I cannot convince myself or the owner that this is what should be done. Especially since on the scoring card of the Ferrari Club judging sheets, points are taken off for “over restoration”. A perfect finish and panel fit can be considered by the judges to be unoriginal and therefore points must be taken off for “over restoration”. There seems to be a contradiction here that must be addressed soon. I, for one, am in favor of performing a job to the highest level that I can. The only reason that the factory didn’t do this is because they could not afford to, both in terms of dollars and time. I don’t think that Enzo Ferrari or Ferdinand Porsche, given the opportunity to choose between mediocre paint and panel finish to superior fit and finish would choose the former. I am sure that, when conceived in the mind of the designer, the automobile was envisioned with a perfect mirror finish and precise panel fit. This is how the manufacturer at the unveiling of a new model at the auto shows presents his car. A model example – a show car.

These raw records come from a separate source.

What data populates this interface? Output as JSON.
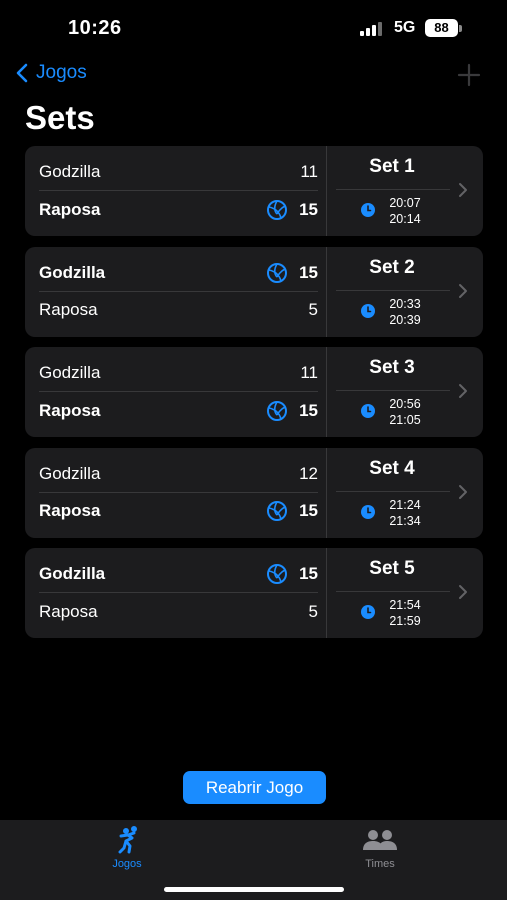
{
  "status": {
    "time": "10:26",
    "network": "5G",
    "battery": "88"
  },
  "nav": {
    "back_label": "Jogos"
  },
  "page": {
    "title": "Sets"
  },
  "sets": [
    {
      "label": "Set 1",
      "team1": {
        "name": "Godzilla",
        "score": "11"
      },
      "team2": {
        "name": "Raposa",
        "score": "15"
      },
      "winner": 2,
      "start": "20:07",
      "end": "20:14"
    },
    {
      "label": "Set 2",
      "team1": {
        "name": "Godzilla",
        "score": "15"
      },
      "team2": {
        "name": "Raposa",
        "score": "5"
      },
      "winner": 1,
      "start": "20:33",
      "end": "20:39"
    },
    {
      "label": "Set 3",
      "team1": {
        "name": "Godzilla",
        "score": "11"
      },
      "team2": {
        "name": "Raposa",
        "score": "15"
      },
      "winner": 2,
      "start": "20:56",
      "end": "21:05"
    },
    {
      "label": "Set 4",
      "team1": {
        "name": "Godzilla",
        "score": "12"
      },
      "team2": {
        "name": "Raposa",
        "score": "15"
      },
      "winner": 2,
      "start": "21:24",
      "end": "21:34"
    },
    {
      "label": "Set 5",
      "team1": {
        "name": "Godzilla",
        "score": "15"
      },
      "team2": {
        "name": "Raposa",
        "score": "5"
      },
      "winner": 1,
      "start": "21:54",
      "end": "21:59"
    }
  ],
  "actions": {
    "reopen_label": "Reabrir Jogo"
  },
  "tabs": [
    {
      "label": "Jogos",
      "icon": "volleyball-player-icon",
      "active": true
    },
    {
      "label": "Times",
      "icon": "people-icon",
      "active": false
    }
  ],
  "colors": {
    "accent": "#1a8cff",
    "card": "#1c1c1e",
    "background": "#000000",
    "inactive": "#8e8e93"
  }
}
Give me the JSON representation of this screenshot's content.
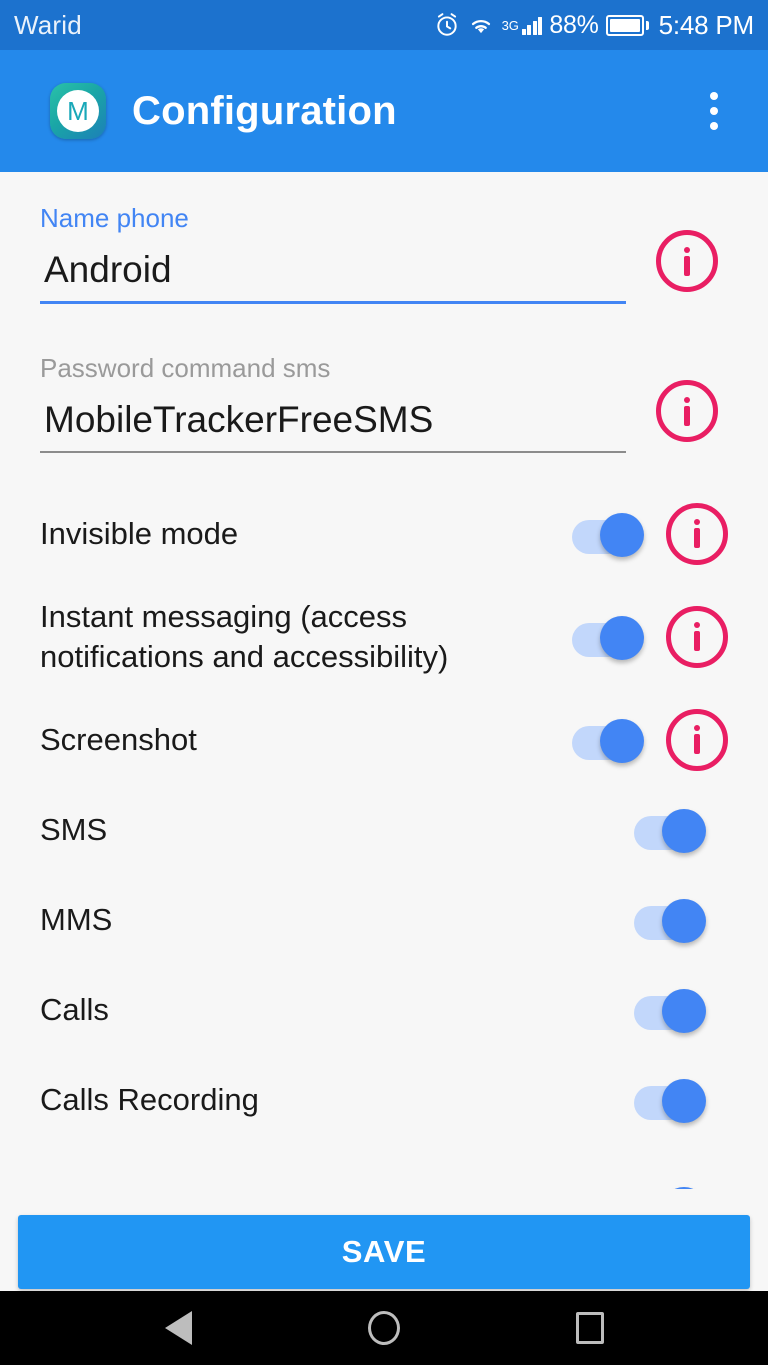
{
  "status_bar": {
    "carrier": "Warid",
    "battery_percent": "88%",
    "network_type": "3G",
    "clock": "5:48 PM",
    "icons": [
      "alarm-icon",
      "wifi-icon",
      "signal-icon",
      "battery-icon"
    ],
    "background_color": "#1C72CE"
  },
  "app_bar": {
    "title": "Configuration",
    "app_icon_letter": "M",
    "overflow_label": "More options",
    "background_color": "#2489EB"
  },
  "form": {
    "name_phone": {
      "label": "Name phone",
      "value": "Android",
      "placeholder": "Name phone",
      "focused": true,
      "label_color": "#4285F4",
      "underline_color": "#4285F4",
      "info_label": "Info Name phone"
    },
    "password_command_sms": {
      "label": "Password command sms",
      "value": "MobileTrackerFreeSMS",
      "placeholder": "Password command sms",
      "focused": false,
      "label_color": "#9A9A9A",
      "underline_color": "#8C8C8C",
      "info_label": "Info Password command sms"
    }
  },
  "settings_rows": [
    {
      "label": "Invisible mode",
      "enabled": true,
      "has_info": true
    },
    {
      "label": "Instant messaging (access notifications and accessibility)",
      "enabled": true,
      "has_info": true
    },
    {
      "label": "Screenshot",
      "enabled": true,
      "has_info": true
    },
    {
      "label": "SMS",
      "enabled": true,
      "has_info": false
    },
    {
      "label": "MMS",
      "enabled": true,
      "has_info": false
    },
    {
      "label": "Calls",
      "enabled": true,
      "has_info": false
    },
    {
      "label": "Calls Recording",
      "enabled": true,
      "has_info": false
    }
  ],
  "footer": {
    "save_label": "SAVE",
    "save_color": "#2196F3"
  },
  "nav_bar": {
    "back_label": "Back",
    "home_label": "Home",
    "recents_label": "Recents"
  },
  "colors": {
    "accent_blue": "#2489EB",
    "status_blue": "#1C72CE",
    "toggle_thumb": "#4285F4",
    "toggle_track": "#C2D7FB",
    "info_pink": "#E91E63",
    "background": "#F7F7F7"
  }
}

I also believe that when we show these cars we are putting them up on a platform for admiration by the visitors and for critiques by the judges. After all, a judge’s job is to criticize and point out the aspects of a car that is inferior. We want these cars to be admired because we feel that they are important and different and, therefore, we want them to be exceptional in appearance. This can mean “better than when they left the factory”. I feel that it is impossible to “restore” a car to how it originally was. It can never be the same as it once was. Do you put dirty undercoating and cosmolene overspray on the chassis and engine to make it “as if left the factory”? It is a very difficult point. Of course originality is very, very important. Yet I feel that this need not be sacrificed in terms of original equipment, original color schemes, original types of plating and hardware, original type of leather, vinyl, carpet, etc.
As the owner of a car undergoing restoration, you must ask yourself these questions. We will be getting more specific in future issues of the Berlinetta Letter. Stay tuned.

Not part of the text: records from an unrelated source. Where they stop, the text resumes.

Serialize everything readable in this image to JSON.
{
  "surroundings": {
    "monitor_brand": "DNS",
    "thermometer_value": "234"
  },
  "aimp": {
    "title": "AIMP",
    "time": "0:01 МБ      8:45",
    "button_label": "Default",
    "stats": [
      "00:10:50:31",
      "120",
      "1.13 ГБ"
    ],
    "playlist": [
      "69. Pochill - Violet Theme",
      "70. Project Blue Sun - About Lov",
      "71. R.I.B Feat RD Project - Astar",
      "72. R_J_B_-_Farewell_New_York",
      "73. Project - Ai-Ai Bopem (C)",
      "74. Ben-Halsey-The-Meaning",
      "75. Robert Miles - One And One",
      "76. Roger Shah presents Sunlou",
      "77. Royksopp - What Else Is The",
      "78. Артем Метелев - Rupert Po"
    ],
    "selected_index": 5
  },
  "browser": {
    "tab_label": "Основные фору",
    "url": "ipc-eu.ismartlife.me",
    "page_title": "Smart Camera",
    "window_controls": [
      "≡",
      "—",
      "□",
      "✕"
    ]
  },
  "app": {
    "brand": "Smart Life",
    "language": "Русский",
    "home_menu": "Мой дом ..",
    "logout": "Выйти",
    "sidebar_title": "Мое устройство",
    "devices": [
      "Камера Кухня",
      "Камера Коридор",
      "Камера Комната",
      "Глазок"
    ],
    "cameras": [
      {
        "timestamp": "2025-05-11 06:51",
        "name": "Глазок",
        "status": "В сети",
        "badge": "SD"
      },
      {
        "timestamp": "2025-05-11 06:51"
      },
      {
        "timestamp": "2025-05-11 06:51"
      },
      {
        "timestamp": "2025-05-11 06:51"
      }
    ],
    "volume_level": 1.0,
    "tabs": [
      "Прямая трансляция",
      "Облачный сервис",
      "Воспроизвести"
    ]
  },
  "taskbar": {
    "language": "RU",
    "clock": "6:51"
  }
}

This month's inventory feature is a 1984 GTO. Liveried in Rosso Corsa with black leather, the immaculate interior of this 35th GTO is outfitted with black mats yielding large red prancing horses. We just did a total service on this car including accessory and timing belts, valve adjustment, re-torqued heads, cam and distributor seals, all fluids, new clutch, new tires - she's ready to go! Pristine and original with 10,500 KMs, the car is available to be seen at Berlinetta Motorcars.
Call today with any questions, or to make an appointment. Click here for more information.